"Do you ever wish it was something different?" Twilight asked, turning back to Cerise. "That you'd gotten your mark for something else?" Cerise answered almost immediately.

"Every day I wish it was something else. Something on the right side of the law," she said. "But every day I tell myself that if this is what I'm born to do, I might as well be the best at it. And here I am."

The air stood still, seemingly stagnant for an age. Twilight stared at the crown as if she'd never seen it before, examining its every intricacy like a buyer on the fence. With a deep sigh, she turned to Cerise, whose look of fear returned to her countenance with the Princess's long pause.

"I'm sorry, Cerise," she said simply. "It makes me sad that you have to take other ponies' things. But it's what you're destined to do, and that is no fault of your own." She gestured towards the door with her head. "I'm going to give you a chance to leave this palace, though based on your expertise, I doubt you'll have much trouble. If I ever see you near these walls again, I won't be so forgiving." Cerise let the words process in her head, both shock and bewilderment plastered on her face before she silently nodded.

"Thank you."

She quickly headed for the door, but as she gently pushed it open and took a step into the hallway, Twilight called out to her.

"Cerise."

The young mare turned her head, the edge of her eye curiously glancing at the Princess. Twilight didn't know if Cerise could see her now, as the darkness had likely entirely shrouded her, but she knew the words that left her mouth would ring loud and clear.

"There are plenty of ways to do good with that talent of yours," she said softly. "Destiny's a fickle thing." Cerise stood still for only a second longer, and then, as fast as she drew her cloak upon herself, she was gone.

Twilight sighed heavily for the second time that night. She began to slowly exit the darkness of the room, though as she began to leave, she too turned her head back, this time to face the crown. She peered at the jewel, which defied all sense of reality as it shone brightly in the center of the pitch black room. Doing her best not to be lost in its gaze, she quickly departed from the room, closing the door behind her and making sure to reset the magical locking system that Cerise had broken. Trotting quietly down the hall, she turned left to head back to her guest chambers when, to her surprise, she was greeted with the sight of Equestria's ruler herself.

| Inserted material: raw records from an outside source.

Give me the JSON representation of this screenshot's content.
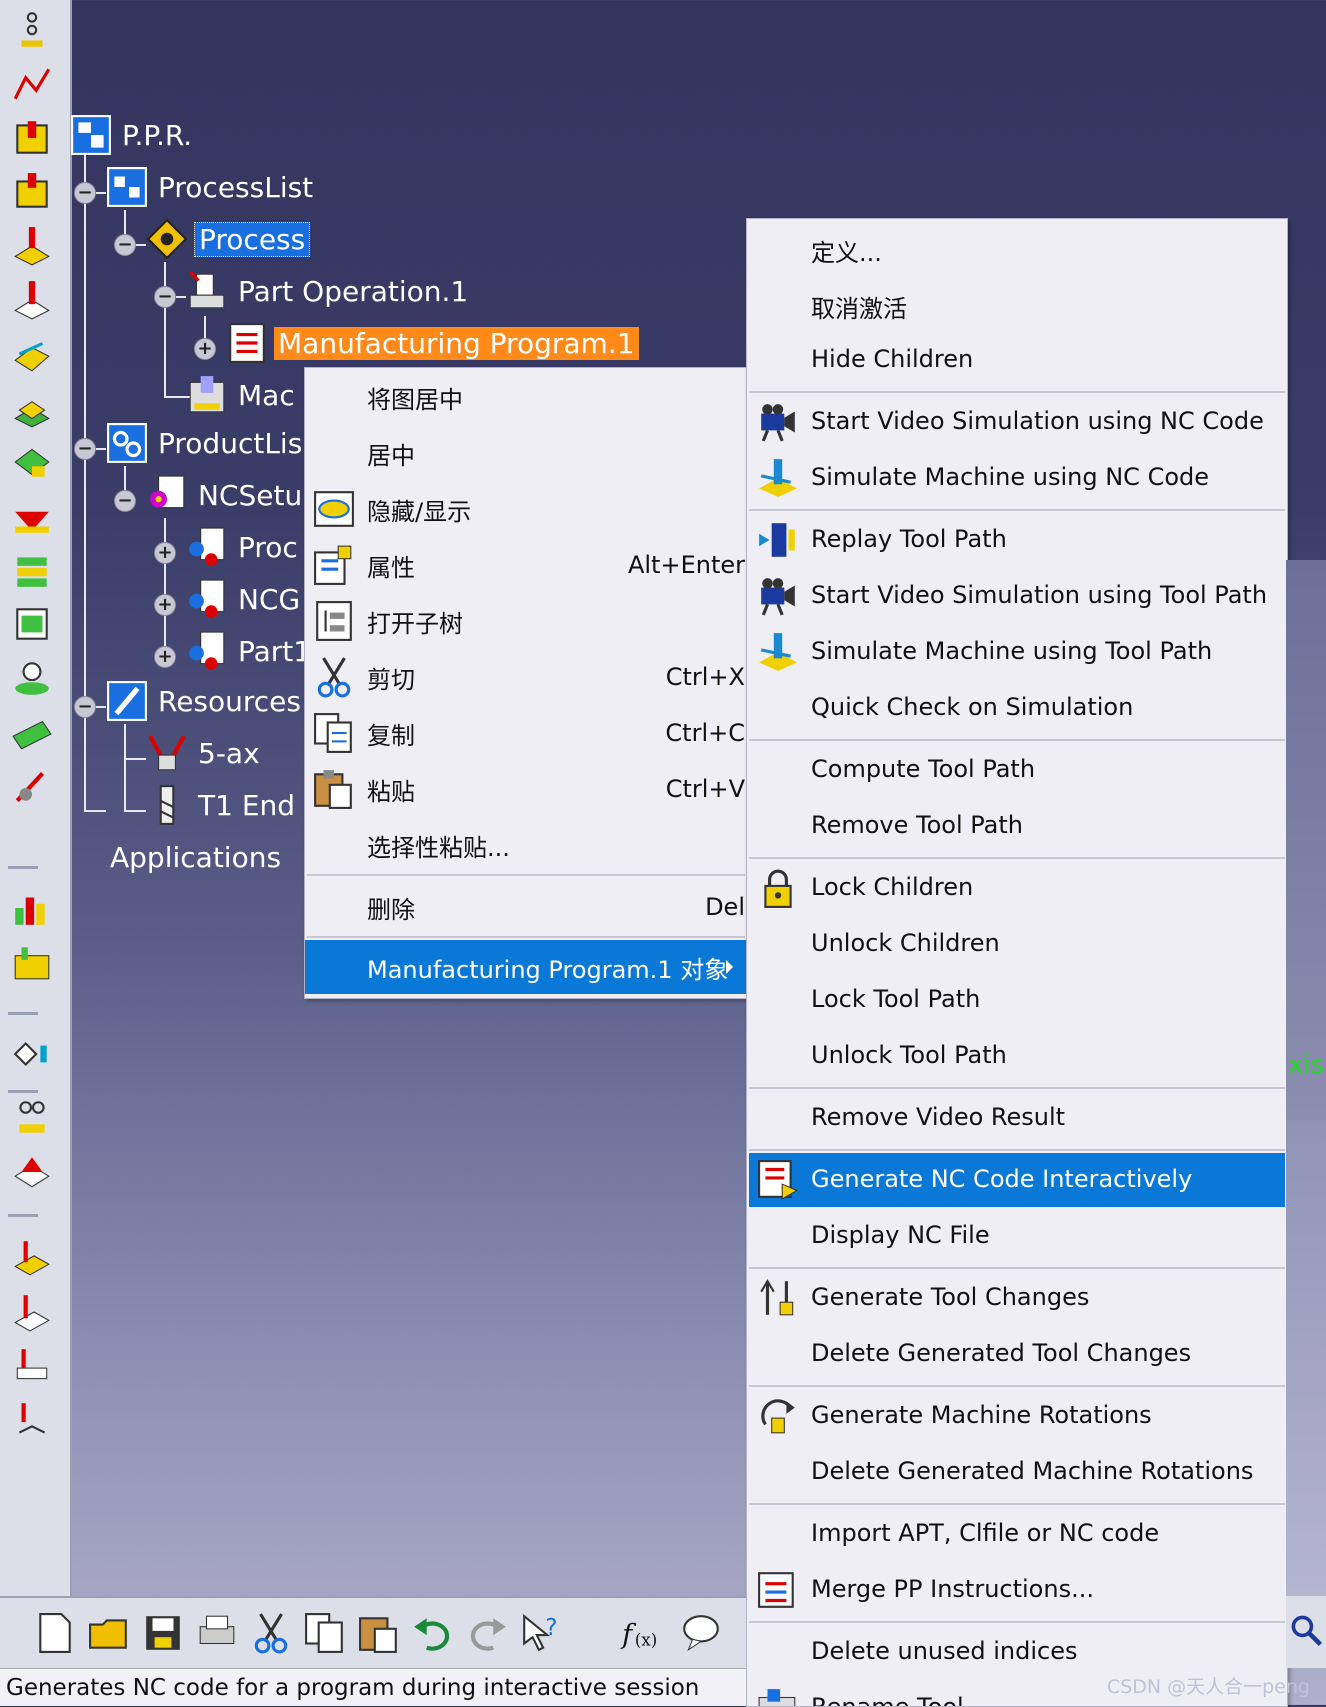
{
  "tree": {
    "nodes": [
      {
        "label": "P.P.R."
      },
      {
        "label": "ProcessList"
      },
      {
        "label": "Process"
      },
      {
        "label": "Part Operation.1"
      },
      {
        "label": "Manufacturing Program.1"
      },
      {
        "label": "Mac"
      },
      {
        "label": "ProductLis"
      },
      {
        "label": "NCSetu"
      },
      {
        "label": "Proc"
      },
      {
        "label": "NCG"
      },
      {
        "label": "Part1"
      },
      {
        "label": "Resources"
      },
      {
        "label": "5-ax"
      },
      {
        "label": "T1 End"
      },
      {
        "label": "Applications"
      }
    ]
  },
  "menu1": {
    "items": [
      {
        "label": "将图居中",
        "shortcut": ""
      },
      {
        "label": "居中",
        "shortcut": ""
      },
      {
        "label": "隐藏/显示",
        "shortcut": ""
      },
      {
        "label": "属性",
        "shortcut": "Alt+Enter"
      },
      {
        "label": "打开子树",
        "shortcut": ""
      },
      {
        "label": "剪切",
        "shortcut": "Ctrl+X"
      },
      {
        "label": "复制",
        "shortcut": "Ctrl+C"
      },
      {
        "label": "粘贴",
        "shortcut": "Ctrl+V"
      },
      {
        "label": "选择性粘贴...",
        "shortcut": ""
      },
      {
        "label": "删除",
        "shortcut": "Del"
      },
      {
        "label": "Manufacturing Program.1 对象",
        "shortcut": ""
      }
    ]
  },
  "menu2": {
    "items": [
      {
        "label": "定义..."
      },
      {
        "label": "取消激活"
      },
      {
        "label": "Hide Children"
      },
      {
        "label": "Start Video Simulation using NC Code"
      },
      {
        "label": "Simulate Machine using NC Code"
      },
      {
        "label": "Replay Tool Path"
      },
      {
        "label": "Start Video Simulation using Tool Path"
      },
      {
        "label": "Simulate Machine using Tool Path"
      },
      {
        "label": "Quick Check on Simulation"
      },
      {
        "label": "Compute Tool Path"
      },
      {
        "label": "Remove Tool Path"
      },
      {
        "label": "Lock Children"
      },
      {
        "label": "Unlock Children"
      },
      {
        "label": "Lock Tool Path"
      },
      {
        "label": "Unlock Tool Path"
      },
      {
        "label": "Remove Video Result"
      },
      {
        "label": "Generate NC Code Interactively"
      },
      {
        "label": "Display NC File"
      },
      {
        "label": "Generate Tool Changes"
      },
      {
        "label": "Delete Generated Tool Changes"
      },
      {
        "label": "Generate Machine Rotations"
      },
      {
        "label": "Delete Generated Machine Rotations"
      },
      {
        "label": "Import APT, Clfile or NC code"
      },
      {
        "label": "Merge PP Instructions..."
      },
      {
        "label": "Delete unused indices"
      },
      {
        "label": "Rename Tool..."
      }
    ]
  },
  "status": {
    "text": "Generates NC code for a program during interactive session"
  },
  "viewport": {
    "axis_label": "xis"
  },
  "watermark": {
    "text": "CSDN @天人合一peng"
  },
  "colors": {
    "highlight": "#0a78d7",
    "selected_orange": "#ff8a1a",
    "selected_blue": "#1a6fe0",
    "background_top": "#34355f"
  }
}
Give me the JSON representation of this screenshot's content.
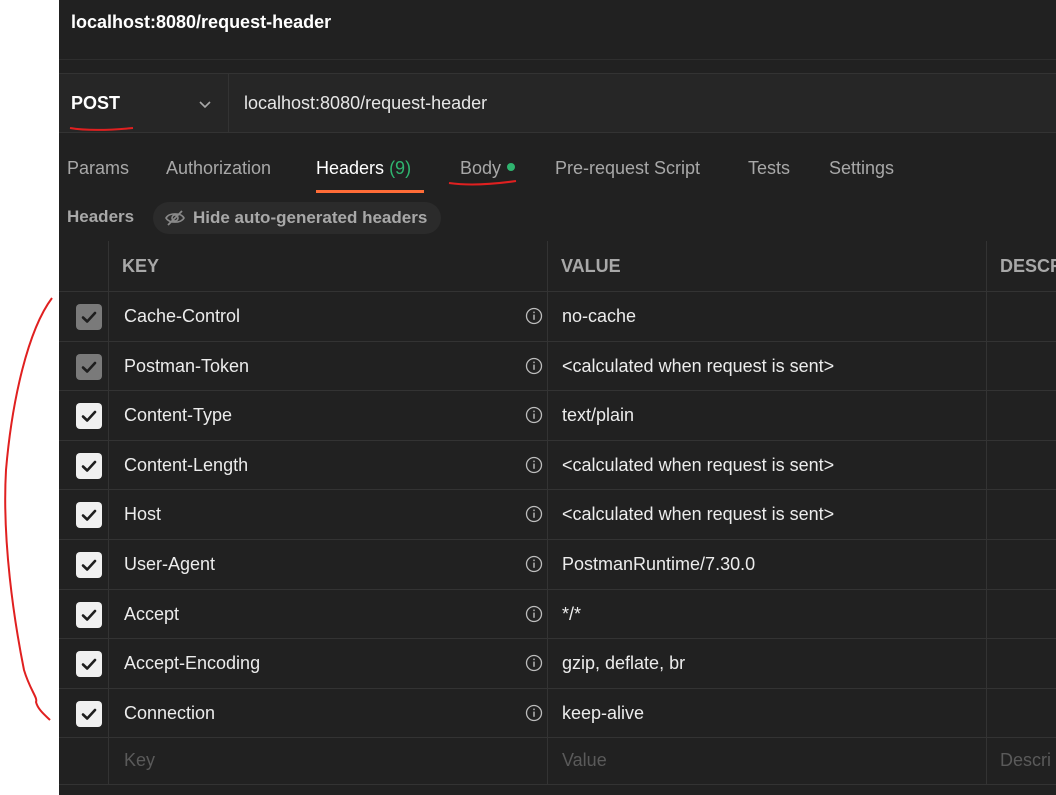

Celestia's face looked deathly tired, to the point where Twilight could easily see the fatigue on her face even in the darkness. Her long and flowing hair appeared a mottled mess, and she levitated a small glass of water by her side as she spoke, her voice ringing sullen and drowsy.

"Is everything okay, my little pony? I heard your voice from the hall." Twilight looked up at her mentor and smiled, shaking her head in the negative.

"Oh, I was just thinking out loud," she answered. "Come on, let's get to bed."